Go through the records and give the number of lines that include "image", with nothing else.

─── Material for this exercise ───

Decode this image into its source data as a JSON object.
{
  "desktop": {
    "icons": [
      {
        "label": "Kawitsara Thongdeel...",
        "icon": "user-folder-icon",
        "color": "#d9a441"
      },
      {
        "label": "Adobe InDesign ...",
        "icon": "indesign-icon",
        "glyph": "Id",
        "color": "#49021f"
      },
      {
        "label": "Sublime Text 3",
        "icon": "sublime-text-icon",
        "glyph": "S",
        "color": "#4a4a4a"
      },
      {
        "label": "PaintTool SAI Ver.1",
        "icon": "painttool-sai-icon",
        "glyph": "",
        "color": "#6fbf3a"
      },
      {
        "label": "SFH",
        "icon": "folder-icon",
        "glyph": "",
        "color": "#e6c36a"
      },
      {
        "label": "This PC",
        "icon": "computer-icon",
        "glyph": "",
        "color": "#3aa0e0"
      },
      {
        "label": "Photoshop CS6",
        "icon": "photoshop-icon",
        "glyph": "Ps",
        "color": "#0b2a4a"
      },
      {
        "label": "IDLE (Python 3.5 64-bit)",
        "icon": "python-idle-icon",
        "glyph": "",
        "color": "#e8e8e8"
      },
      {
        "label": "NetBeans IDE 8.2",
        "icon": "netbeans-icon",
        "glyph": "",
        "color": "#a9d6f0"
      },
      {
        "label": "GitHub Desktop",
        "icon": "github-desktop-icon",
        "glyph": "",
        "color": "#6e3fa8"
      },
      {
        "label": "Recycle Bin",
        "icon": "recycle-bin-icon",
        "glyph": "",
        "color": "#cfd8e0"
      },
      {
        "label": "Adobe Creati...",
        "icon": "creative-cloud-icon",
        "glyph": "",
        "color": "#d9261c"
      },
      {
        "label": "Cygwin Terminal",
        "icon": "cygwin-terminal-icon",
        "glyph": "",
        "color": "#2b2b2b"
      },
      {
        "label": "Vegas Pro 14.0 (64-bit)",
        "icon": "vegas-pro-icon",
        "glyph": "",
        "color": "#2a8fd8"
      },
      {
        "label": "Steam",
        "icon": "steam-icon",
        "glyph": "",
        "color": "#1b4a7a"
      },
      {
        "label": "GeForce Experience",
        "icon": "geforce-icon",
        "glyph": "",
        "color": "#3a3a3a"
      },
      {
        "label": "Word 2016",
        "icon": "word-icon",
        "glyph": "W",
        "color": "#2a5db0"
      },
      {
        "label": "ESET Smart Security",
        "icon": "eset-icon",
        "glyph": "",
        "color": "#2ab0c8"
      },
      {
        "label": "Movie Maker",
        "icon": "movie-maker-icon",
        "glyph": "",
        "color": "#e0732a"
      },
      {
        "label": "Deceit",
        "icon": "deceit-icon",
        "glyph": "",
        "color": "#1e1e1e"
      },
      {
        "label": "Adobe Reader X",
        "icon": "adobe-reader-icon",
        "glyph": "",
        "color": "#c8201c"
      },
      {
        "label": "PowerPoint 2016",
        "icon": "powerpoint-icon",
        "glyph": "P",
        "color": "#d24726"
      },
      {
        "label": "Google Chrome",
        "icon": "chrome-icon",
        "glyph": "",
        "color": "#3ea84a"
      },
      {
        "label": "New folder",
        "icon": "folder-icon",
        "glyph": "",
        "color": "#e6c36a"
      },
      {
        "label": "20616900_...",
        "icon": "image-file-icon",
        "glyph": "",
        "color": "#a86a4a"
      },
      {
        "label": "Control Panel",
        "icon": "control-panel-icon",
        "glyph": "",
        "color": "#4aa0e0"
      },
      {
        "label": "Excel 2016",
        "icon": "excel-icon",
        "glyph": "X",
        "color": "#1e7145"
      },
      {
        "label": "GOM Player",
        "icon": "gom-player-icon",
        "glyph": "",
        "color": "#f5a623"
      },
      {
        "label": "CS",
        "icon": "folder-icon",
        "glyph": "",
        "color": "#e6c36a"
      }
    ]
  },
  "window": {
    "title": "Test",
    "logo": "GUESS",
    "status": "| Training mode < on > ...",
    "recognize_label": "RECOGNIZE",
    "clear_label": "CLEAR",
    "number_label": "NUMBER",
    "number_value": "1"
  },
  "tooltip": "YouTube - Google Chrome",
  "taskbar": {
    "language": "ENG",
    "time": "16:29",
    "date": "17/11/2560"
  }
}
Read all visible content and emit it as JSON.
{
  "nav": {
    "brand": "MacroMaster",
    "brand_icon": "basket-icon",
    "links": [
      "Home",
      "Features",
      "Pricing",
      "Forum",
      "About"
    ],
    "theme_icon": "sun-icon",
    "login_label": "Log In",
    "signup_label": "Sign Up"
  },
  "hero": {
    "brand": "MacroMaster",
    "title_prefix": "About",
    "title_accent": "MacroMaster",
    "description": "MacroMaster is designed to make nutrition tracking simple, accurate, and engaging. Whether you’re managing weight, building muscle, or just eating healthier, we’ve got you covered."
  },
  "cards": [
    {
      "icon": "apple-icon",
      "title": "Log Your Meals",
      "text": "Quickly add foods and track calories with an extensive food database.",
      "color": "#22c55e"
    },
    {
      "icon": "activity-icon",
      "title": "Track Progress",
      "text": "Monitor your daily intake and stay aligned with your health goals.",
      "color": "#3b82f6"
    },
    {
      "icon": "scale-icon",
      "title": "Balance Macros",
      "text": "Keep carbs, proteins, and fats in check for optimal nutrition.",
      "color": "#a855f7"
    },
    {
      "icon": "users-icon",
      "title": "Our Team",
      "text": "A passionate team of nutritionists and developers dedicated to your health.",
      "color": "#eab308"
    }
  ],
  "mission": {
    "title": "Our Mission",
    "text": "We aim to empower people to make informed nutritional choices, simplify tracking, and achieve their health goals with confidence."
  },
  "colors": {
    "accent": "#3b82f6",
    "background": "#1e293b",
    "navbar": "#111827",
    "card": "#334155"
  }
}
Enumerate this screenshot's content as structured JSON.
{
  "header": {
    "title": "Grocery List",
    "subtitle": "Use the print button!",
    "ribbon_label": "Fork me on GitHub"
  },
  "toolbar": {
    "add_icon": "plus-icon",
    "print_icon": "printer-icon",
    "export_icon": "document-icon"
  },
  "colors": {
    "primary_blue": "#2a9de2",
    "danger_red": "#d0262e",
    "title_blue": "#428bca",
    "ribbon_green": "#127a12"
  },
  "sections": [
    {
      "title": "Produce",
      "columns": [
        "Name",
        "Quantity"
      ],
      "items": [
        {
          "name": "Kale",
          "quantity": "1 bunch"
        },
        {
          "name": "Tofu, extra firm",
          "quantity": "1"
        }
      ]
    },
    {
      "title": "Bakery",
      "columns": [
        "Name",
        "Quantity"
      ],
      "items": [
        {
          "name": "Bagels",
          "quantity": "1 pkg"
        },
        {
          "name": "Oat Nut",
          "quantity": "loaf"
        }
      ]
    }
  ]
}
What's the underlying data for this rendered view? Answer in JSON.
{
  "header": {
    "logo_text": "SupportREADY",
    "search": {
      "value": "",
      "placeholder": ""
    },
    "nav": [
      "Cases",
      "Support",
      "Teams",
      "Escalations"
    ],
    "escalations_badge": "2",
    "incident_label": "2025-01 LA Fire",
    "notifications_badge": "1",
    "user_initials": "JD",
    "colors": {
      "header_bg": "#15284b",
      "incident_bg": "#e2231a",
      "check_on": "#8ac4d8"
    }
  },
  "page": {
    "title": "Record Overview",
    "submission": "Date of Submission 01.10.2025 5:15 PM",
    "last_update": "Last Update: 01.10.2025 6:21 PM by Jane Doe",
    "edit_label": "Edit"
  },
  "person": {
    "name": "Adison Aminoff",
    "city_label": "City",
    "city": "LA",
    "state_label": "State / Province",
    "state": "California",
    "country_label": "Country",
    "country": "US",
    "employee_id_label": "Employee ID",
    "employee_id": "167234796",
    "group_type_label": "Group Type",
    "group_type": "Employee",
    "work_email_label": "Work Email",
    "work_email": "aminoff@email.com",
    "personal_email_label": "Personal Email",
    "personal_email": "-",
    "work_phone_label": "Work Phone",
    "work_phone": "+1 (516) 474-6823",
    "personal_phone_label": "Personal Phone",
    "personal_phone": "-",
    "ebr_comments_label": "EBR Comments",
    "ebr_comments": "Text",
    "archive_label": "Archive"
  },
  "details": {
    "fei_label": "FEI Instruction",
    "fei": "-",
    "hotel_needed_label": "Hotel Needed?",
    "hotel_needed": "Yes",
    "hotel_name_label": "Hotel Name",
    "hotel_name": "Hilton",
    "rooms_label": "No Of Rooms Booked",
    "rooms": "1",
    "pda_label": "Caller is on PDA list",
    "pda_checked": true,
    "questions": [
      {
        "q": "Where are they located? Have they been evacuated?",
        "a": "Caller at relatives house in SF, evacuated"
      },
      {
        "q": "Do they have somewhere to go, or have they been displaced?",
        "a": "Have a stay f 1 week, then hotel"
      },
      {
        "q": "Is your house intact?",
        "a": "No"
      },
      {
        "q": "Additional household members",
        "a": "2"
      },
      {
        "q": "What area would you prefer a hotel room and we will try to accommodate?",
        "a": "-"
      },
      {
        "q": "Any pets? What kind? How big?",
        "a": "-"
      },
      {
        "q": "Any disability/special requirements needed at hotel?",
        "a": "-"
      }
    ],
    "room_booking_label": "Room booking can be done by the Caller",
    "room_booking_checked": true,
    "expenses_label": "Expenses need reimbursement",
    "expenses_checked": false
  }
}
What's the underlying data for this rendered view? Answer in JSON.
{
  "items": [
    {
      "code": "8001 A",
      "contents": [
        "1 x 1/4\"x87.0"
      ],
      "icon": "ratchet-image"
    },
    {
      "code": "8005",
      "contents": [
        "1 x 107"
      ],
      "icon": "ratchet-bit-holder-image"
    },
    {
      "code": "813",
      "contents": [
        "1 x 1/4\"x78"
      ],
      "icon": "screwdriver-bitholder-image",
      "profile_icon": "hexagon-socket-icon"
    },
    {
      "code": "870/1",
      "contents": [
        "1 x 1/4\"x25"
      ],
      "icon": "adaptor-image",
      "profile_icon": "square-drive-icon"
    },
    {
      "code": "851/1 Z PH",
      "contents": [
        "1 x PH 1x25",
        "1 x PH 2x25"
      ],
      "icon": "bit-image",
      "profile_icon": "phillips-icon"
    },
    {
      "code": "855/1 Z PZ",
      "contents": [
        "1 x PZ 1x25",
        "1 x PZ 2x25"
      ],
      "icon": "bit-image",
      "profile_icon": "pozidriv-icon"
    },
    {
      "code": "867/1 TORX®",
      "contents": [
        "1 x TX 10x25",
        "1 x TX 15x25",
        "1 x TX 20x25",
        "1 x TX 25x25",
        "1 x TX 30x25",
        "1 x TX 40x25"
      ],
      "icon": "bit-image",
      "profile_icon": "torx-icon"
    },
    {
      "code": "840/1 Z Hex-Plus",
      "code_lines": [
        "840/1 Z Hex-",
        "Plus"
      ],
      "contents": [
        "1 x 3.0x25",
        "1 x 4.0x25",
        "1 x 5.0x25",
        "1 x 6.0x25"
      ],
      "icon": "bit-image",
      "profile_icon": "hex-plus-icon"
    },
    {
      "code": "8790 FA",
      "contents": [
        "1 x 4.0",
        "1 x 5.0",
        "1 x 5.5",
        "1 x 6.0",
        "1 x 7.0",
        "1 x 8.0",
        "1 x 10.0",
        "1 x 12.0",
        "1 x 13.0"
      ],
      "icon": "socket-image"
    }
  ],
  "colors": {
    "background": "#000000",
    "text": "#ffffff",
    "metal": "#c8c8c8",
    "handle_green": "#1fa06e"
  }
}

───

* _Response_: 11